Data under study:
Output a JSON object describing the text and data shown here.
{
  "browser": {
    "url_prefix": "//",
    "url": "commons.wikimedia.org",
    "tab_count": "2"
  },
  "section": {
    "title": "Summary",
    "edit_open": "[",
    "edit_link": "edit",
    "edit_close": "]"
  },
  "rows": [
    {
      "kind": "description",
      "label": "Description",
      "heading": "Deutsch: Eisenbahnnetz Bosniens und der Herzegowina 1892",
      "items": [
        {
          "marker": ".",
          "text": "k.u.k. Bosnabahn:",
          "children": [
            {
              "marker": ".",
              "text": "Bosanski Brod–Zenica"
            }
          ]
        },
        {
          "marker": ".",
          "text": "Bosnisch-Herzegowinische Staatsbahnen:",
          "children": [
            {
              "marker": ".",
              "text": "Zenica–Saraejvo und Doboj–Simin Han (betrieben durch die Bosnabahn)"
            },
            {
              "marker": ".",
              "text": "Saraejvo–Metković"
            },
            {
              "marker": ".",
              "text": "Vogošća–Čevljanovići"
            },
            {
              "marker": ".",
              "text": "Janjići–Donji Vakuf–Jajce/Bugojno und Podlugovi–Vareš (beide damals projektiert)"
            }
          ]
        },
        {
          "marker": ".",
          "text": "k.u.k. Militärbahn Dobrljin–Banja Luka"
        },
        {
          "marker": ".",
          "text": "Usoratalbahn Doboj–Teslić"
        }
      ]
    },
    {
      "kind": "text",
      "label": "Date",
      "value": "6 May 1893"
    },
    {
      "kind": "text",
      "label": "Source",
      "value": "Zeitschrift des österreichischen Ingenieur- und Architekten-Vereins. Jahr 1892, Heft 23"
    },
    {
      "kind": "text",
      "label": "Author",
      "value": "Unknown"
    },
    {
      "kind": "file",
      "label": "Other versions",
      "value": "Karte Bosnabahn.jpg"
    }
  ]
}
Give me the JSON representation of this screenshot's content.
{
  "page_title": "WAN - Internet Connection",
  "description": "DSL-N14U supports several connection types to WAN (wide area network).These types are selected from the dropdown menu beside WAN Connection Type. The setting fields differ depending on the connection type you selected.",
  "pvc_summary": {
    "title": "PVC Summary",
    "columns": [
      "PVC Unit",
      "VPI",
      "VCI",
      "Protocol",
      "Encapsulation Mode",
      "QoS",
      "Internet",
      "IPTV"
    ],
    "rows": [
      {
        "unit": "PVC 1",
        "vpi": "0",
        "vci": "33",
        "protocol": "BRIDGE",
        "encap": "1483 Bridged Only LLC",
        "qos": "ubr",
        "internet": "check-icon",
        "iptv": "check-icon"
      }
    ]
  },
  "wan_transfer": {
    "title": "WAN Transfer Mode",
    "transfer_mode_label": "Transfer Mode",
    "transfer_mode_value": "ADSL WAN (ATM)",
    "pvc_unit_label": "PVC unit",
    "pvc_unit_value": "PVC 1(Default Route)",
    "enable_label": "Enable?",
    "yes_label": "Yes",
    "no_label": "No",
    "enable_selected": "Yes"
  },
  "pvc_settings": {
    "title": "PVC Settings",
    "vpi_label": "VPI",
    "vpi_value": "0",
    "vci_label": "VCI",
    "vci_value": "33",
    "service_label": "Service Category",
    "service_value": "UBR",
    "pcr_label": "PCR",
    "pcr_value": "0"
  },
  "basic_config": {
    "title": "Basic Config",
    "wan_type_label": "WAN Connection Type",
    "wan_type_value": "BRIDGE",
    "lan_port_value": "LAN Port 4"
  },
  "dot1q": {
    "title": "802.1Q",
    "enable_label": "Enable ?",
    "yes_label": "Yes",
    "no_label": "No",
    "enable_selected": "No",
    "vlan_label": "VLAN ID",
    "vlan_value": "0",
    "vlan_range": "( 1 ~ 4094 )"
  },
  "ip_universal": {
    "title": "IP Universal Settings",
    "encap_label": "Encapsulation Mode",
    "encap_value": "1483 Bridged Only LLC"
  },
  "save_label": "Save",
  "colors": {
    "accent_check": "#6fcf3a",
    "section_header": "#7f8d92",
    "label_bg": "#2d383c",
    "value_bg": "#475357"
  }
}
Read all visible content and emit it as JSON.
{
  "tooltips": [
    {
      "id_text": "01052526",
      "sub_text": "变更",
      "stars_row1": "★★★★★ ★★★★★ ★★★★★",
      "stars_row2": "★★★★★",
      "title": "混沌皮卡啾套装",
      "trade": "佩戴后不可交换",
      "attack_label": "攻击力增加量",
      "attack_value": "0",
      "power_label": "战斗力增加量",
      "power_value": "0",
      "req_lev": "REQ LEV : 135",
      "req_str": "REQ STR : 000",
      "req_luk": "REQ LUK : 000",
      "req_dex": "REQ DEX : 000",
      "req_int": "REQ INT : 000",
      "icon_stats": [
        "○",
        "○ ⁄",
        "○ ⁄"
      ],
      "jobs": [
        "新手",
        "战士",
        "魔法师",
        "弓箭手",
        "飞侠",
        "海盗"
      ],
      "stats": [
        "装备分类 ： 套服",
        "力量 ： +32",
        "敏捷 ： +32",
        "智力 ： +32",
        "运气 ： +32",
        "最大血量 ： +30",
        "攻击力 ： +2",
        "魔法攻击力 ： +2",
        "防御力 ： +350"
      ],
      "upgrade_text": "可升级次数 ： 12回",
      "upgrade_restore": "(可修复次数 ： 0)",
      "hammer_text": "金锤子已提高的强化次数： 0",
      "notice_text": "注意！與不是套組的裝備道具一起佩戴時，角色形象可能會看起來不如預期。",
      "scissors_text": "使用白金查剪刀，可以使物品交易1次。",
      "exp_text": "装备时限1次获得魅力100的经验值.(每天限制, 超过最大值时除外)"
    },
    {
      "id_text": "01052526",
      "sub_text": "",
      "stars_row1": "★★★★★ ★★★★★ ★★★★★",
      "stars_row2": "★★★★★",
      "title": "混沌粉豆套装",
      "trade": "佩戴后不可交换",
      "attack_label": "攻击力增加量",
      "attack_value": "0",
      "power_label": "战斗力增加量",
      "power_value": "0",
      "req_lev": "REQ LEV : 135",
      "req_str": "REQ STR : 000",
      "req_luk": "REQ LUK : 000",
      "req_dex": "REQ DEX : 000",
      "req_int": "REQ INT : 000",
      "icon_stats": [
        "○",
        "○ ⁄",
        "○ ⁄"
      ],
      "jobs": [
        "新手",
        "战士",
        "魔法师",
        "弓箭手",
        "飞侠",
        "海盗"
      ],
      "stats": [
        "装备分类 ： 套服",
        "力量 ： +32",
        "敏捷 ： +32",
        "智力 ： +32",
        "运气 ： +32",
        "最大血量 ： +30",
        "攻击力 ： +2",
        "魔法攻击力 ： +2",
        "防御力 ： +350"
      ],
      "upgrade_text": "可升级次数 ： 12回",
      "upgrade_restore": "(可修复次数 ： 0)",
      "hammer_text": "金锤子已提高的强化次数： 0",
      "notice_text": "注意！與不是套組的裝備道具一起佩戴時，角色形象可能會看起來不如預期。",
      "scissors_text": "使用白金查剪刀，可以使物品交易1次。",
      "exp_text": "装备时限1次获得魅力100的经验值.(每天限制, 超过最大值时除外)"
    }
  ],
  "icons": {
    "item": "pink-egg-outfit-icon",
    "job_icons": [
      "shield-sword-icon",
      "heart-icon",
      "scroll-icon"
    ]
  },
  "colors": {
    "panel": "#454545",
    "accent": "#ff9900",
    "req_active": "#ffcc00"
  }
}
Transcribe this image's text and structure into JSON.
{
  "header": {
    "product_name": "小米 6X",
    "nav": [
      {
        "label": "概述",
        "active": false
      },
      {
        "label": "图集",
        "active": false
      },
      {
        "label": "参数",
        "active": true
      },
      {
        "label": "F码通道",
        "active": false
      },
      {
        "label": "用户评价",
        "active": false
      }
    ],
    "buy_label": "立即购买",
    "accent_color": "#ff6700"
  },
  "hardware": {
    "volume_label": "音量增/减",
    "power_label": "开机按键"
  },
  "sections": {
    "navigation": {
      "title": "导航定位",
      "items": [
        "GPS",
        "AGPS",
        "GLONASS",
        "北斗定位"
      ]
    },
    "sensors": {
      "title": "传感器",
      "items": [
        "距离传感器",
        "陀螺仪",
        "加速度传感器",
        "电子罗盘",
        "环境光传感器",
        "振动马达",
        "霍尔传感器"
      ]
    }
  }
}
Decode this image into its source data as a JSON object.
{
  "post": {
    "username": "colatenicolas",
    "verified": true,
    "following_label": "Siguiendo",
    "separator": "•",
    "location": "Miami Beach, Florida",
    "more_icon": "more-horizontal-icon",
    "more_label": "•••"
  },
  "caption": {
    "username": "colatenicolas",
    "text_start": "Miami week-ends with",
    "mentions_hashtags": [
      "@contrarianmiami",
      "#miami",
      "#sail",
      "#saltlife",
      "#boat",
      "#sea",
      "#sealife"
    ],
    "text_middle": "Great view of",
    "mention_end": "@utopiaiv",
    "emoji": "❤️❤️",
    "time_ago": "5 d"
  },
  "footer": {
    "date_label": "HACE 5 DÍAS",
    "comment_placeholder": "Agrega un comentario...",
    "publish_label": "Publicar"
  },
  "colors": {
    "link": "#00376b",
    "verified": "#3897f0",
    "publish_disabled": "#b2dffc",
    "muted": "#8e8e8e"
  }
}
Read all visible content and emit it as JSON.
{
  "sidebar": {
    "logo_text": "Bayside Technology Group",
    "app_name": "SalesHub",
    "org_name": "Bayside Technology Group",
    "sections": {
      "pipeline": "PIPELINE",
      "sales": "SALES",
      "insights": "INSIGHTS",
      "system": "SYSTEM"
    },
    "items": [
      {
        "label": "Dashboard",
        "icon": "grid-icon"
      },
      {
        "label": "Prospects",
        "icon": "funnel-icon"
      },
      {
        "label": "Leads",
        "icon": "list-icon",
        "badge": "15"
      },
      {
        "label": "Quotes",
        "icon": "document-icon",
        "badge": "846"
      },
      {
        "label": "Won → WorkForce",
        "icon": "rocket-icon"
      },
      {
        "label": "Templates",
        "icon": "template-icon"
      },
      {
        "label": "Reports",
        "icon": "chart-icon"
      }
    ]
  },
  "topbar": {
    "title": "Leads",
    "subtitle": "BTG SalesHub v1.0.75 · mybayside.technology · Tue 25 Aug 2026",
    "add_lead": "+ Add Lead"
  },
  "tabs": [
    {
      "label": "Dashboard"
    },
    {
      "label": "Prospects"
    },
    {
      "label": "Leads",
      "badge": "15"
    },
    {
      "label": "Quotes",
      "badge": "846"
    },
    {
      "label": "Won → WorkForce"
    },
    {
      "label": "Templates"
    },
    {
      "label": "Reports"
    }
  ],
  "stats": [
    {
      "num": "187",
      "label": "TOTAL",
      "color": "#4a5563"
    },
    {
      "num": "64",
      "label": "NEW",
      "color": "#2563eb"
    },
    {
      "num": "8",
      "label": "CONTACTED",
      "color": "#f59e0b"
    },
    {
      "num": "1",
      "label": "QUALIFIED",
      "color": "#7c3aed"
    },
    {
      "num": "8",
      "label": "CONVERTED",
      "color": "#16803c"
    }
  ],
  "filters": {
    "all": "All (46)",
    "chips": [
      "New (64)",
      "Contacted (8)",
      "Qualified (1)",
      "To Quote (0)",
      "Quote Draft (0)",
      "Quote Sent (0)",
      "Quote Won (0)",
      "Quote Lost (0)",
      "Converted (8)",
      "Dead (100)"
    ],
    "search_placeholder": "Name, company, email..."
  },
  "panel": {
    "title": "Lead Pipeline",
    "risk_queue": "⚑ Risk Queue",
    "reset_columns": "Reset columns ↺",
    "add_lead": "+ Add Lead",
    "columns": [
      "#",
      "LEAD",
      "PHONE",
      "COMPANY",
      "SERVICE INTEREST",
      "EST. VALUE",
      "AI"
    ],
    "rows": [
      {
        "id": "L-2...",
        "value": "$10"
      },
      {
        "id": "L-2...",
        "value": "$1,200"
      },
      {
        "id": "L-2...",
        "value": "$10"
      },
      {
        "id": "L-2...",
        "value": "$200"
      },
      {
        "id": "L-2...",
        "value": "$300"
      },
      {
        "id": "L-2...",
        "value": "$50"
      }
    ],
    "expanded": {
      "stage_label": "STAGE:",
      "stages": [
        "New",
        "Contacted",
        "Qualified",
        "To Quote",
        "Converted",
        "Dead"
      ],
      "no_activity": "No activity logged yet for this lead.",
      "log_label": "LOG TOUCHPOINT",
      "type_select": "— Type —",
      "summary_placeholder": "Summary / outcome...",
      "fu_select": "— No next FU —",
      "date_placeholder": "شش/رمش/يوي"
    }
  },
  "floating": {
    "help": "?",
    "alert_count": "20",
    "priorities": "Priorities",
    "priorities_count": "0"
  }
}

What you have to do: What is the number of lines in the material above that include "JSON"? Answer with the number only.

Written solution: 6